Among these records, tally each line with the word "time"; the answer is that number alone.

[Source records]
<<<<

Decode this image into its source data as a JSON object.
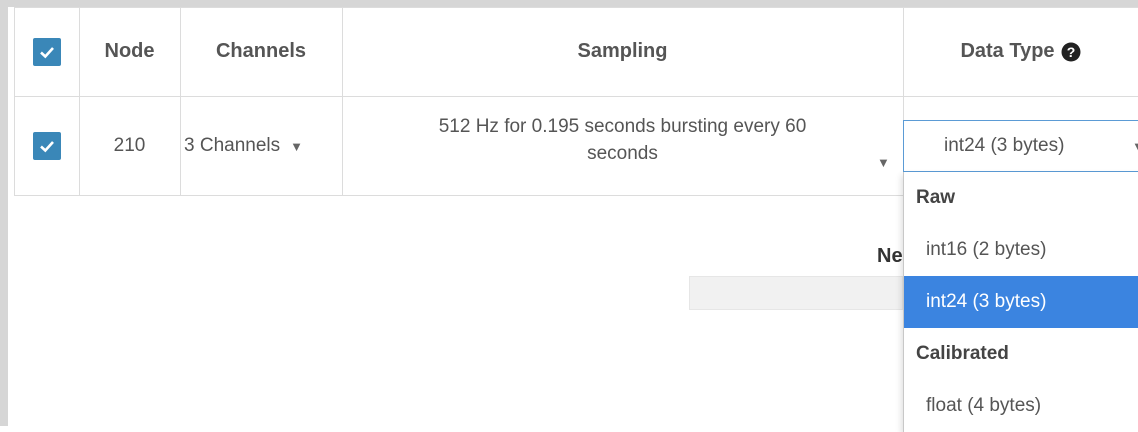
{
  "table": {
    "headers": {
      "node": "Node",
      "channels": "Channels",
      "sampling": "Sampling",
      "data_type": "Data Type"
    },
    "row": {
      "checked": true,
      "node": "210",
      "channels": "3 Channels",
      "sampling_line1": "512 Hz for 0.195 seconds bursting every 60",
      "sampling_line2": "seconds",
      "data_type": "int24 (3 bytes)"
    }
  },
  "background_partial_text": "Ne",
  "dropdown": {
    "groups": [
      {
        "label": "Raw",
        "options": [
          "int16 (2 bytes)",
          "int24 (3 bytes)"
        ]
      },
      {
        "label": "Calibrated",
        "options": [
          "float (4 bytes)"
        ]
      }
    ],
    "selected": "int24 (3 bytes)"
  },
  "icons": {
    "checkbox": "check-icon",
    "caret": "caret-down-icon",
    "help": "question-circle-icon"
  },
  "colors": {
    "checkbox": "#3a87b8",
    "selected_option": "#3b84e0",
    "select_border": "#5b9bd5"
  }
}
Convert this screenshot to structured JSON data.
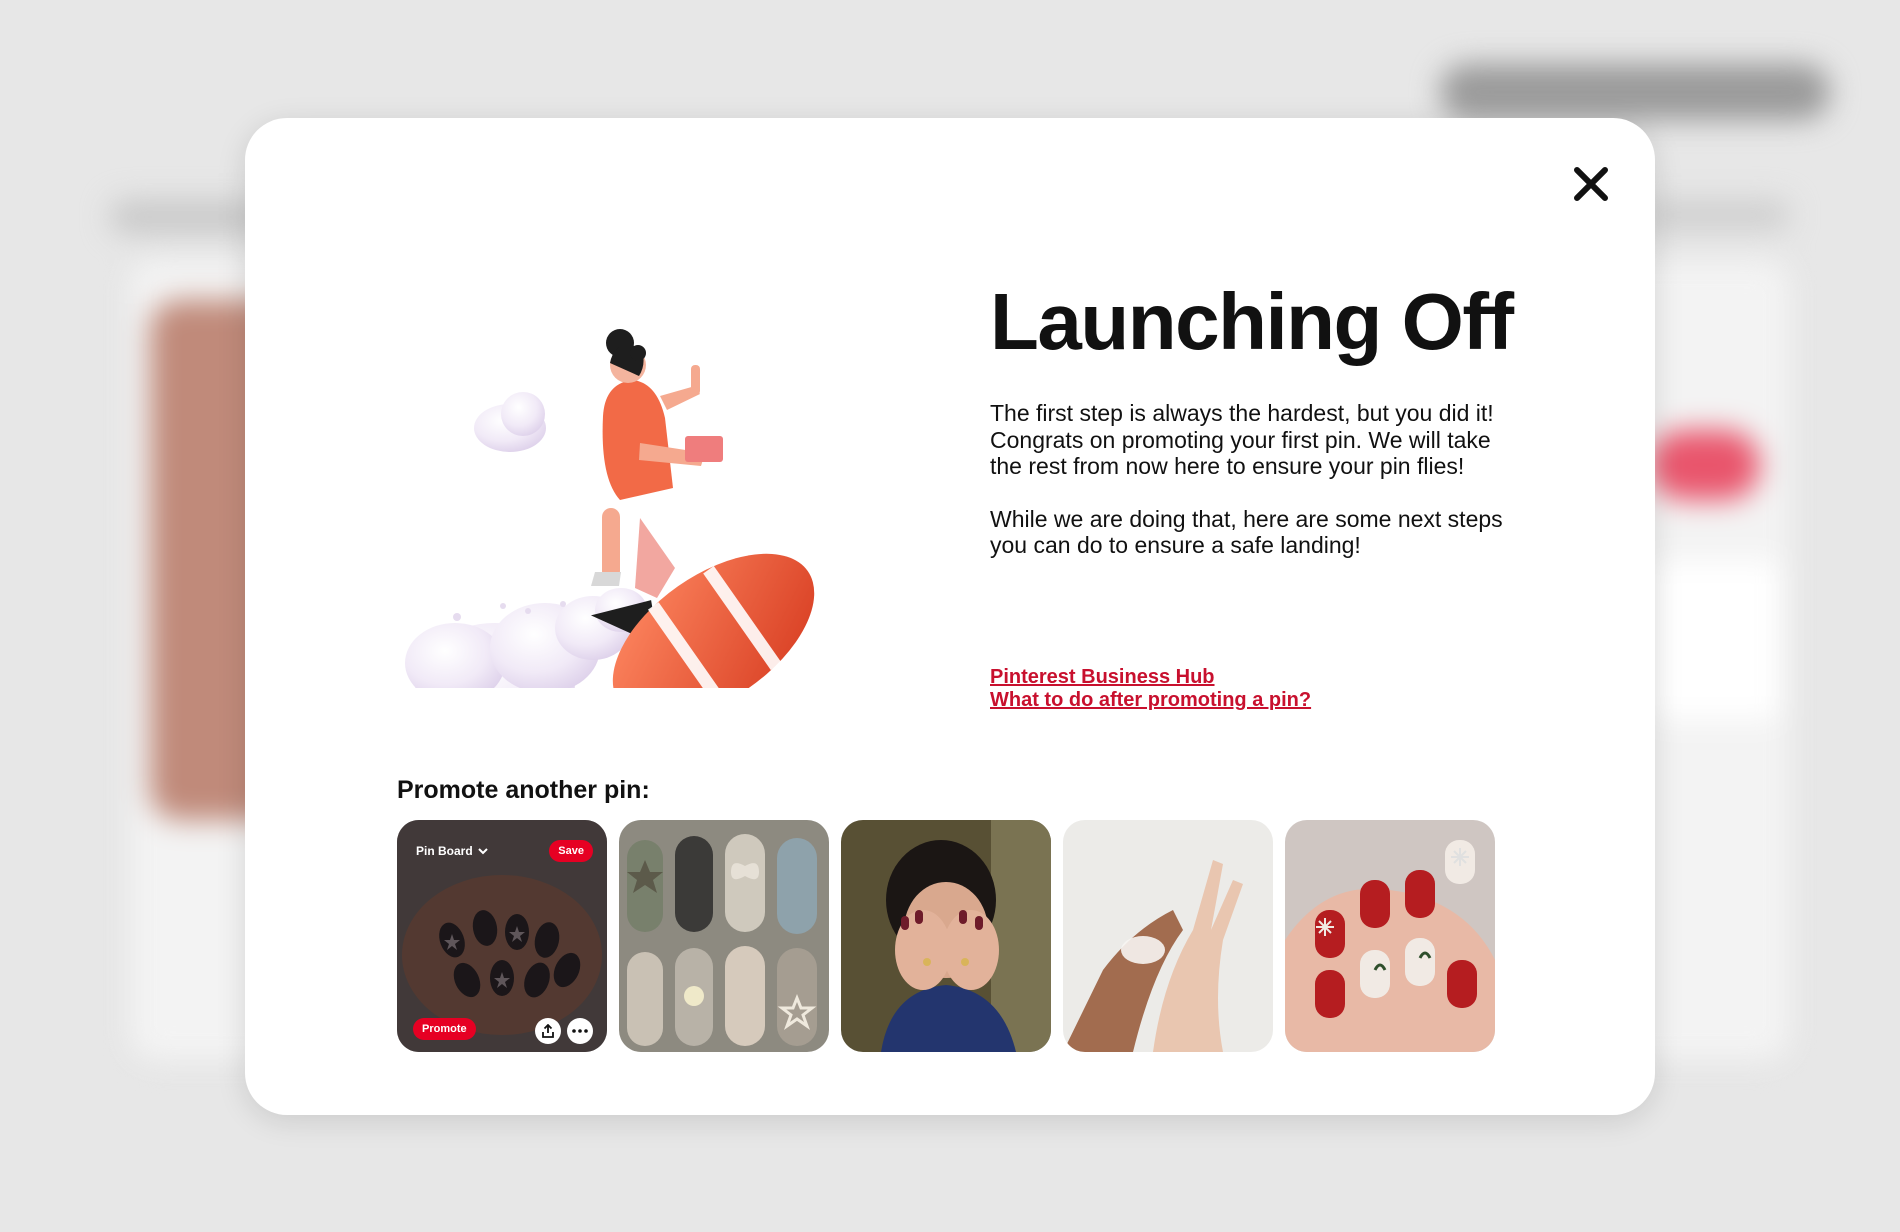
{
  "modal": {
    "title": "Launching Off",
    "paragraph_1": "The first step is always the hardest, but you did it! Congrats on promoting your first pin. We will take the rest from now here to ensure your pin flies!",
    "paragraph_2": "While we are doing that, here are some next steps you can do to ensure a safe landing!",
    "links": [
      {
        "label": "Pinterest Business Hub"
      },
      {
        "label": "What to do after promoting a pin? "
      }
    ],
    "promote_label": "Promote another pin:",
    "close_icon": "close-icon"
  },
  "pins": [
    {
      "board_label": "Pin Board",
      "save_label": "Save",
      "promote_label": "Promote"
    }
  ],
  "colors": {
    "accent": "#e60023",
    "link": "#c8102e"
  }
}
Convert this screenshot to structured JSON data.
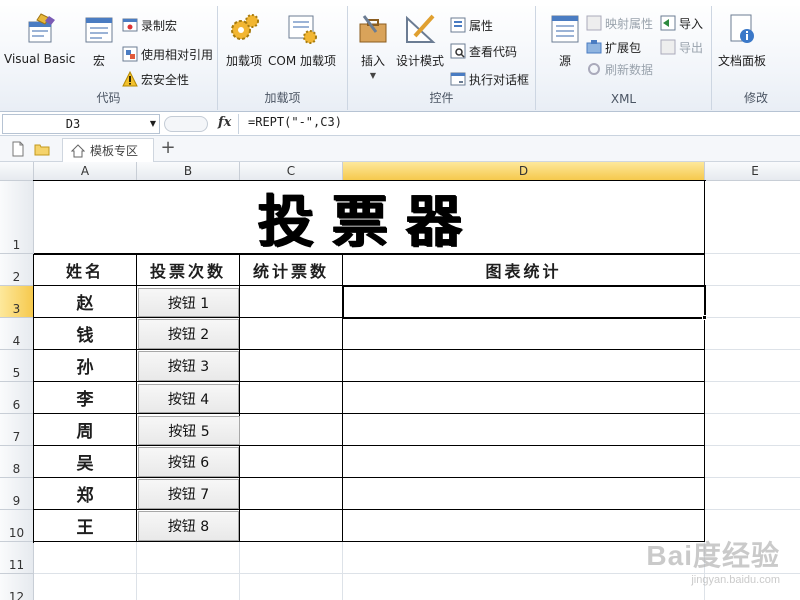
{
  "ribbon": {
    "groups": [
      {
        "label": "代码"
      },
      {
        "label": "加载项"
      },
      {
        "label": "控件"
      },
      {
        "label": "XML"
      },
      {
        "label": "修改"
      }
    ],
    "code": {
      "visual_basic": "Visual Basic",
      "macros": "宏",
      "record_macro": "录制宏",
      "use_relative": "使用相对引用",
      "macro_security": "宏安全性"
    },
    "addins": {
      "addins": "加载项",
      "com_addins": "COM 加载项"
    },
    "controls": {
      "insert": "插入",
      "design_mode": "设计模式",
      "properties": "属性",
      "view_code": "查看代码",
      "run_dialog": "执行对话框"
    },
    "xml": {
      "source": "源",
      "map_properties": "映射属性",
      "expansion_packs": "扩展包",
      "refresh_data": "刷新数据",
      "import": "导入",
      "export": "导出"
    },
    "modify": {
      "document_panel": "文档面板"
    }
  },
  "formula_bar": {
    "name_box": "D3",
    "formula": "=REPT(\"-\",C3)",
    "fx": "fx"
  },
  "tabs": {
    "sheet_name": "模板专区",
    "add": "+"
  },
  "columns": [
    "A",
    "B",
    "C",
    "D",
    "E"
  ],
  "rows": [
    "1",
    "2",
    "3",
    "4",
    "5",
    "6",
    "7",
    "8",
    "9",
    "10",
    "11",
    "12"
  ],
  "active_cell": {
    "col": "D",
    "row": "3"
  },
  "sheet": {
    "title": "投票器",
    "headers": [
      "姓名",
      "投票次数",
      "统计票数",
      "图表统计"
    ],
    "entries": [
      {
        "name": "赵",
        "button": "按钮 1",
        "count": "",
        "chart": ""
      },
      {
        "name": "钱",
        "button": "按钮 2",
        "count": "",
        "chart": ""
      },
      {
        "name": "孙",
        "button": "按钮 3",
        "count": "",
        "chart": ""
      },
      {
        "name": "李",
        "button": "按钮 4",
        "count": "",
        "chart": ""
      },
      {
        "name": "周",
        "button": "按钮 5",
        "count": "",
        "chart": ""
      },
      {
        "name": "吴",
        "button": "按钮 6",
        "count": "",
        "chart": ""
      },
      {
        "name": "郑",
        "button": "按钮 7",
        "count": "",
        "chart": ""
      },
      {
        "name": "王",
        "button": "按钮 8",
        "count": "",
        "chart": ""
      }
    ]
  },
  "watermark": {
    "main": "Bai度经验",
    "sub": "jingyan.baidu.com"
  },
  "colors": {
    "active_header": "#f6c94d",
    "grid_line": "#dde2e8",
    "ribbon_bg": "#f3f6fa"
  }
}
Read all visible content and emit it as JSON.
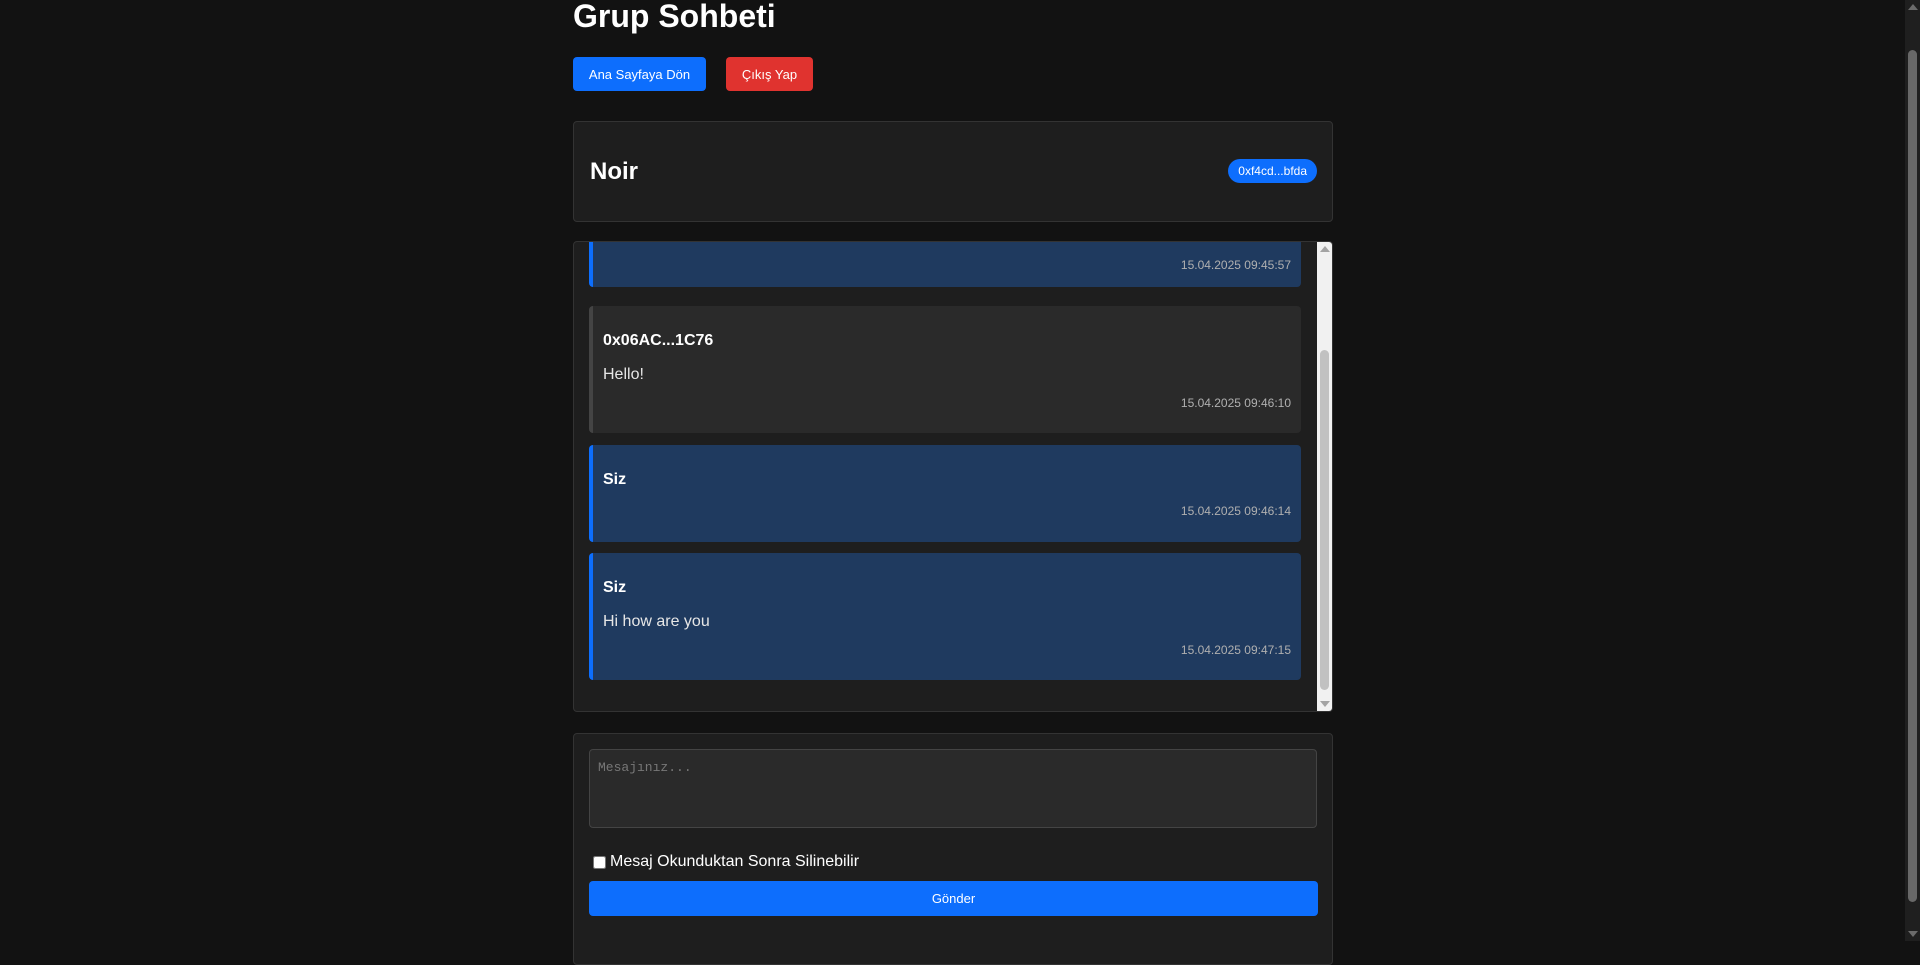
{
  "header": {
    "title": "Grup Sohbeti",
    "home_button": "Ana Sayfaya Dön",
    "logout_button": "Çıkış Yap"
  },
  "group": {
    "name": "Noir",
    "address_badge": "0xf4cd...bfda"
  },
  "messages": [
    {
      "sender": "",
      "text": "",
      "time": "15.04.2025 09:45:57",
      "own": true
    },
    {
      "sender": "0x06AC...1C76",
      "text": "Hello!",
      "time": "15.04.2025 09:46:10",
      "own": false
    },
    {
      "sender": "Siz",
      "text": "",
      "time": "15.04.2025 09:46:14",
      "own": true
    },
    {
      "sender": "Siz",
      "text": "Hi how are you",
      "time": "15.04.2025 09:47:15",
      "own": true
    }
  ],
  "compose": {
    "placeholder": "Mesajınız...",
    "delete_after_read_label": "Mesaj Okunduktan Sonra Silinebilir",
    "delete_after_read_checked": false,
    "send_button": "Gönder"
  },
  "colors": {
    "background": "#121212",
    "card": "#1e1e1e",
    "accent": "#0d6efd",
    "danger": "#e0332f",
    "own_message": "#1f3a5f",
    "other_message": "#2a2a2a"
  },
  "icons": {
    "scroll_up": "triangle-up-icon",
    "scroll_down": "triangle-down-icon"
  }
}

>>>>

**TASK RESPONSE**
4